Activity: All records need to be reproduced exactly. Keep every word as it is.

Record excerpts:

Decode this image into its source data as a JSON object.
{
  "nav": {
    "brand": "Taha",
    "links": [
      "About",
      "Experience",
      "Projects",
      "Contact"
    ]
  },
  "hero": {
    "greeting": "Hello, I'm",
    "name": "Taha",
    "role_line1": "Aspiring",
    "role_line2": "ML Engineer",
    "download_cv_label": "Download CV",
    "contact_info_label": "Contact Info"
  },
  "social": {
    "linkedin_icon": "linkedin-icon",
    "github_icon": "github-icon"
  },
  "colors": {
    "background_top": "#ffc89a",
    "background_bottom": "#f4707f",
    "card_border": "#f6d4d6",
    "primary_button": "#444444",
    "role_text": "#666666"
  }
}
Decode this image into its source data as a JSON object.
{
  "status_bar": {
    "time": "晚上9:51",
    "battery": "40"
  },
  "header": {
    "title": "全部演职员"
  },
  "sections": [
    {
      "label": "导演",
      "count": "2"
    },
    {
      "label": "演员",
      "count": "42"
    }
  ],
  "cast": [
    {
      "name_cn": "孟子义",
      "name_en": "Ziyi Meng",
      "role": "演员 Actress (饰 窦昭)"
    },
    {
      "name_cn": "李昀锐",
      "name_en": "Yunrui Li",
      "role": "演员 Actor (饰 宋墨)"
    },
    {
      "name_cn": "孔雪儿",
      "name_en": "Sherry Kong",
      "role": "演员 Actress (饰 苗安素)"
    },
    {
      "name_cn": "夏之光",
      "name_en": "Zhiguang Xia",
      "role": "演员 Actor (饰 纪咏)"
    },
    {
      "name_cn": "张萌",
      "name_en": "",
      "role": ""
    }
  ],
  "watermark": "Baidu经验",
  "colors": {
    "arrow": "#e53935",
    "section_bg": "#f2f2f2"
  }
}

Result of this task:
Decode this image into its source data as a JSON object.
{
  "nav": {
    "brand": "Taha",
    "links": [
      "About",
      "Experience",
      "Projects",
      "Contact"
    ]
  },
  "hero": {
    "greeting": "Hello, I'm",
    "name": "Taha",
    "role_line1": "Aspiring",
    "role_line2": "ML Engineer",
    "download_cv_label": "Download CV",
    "contact_info_label": "Contact Info"
  },
  "social": {
    "linkedin_icon": "linkedin-icon",
    "github_icon": "github-icon"
  },
  "colors": {
    "background_top": "#ffc89a",
    "background_bottom": "#f4707f",
    "card_border": "#f6d4d6",
    "primary_button": "#444444",
    "role_text": "#666666"
  }
}
Decode this image into its source data as a JSON object.
{
  "status_bar": {
    "time": "晚上9:51",
    "battery": "40"
  },
  "header": {
    "title": "全部演职员"
  },
  "sections": [
    {
      "label": "导演",
      "count": "2"
    },
    {
      "label": "演员",
      "count": "42"
    }
  ],
  "cast": [
    {
      "name_cn": "孟子义",
      "name_en": "Ziyi Meng",
      "role": "演员 Actress (饰 窦昭)"
    },
    {
      "name_cn": "李昀锐",
      "name_en": "Yunrui Li",
      "role": "演员 Actor (饰 宋墨)"
    },
    {
      "name_cn": "孔雪儿",
      "name_en": "Sherry Kong",
      "role": "演员 Actress (饰 苗安素)"
    },
    {
      "name_cn": "夏之光",
      "name_en": "Zhiguang Xia",
      "role": "演员 Actor (饰 纪咏)"
    },
    {
      "name_cn": "张萌",
      "name_en": "",
      "role": ""
    }
  ],
  "watermark": "Baidu经验",
  "colors": {
    "arrow": "#e53935",
    "section_bg": "#f2f2f2"
  }
}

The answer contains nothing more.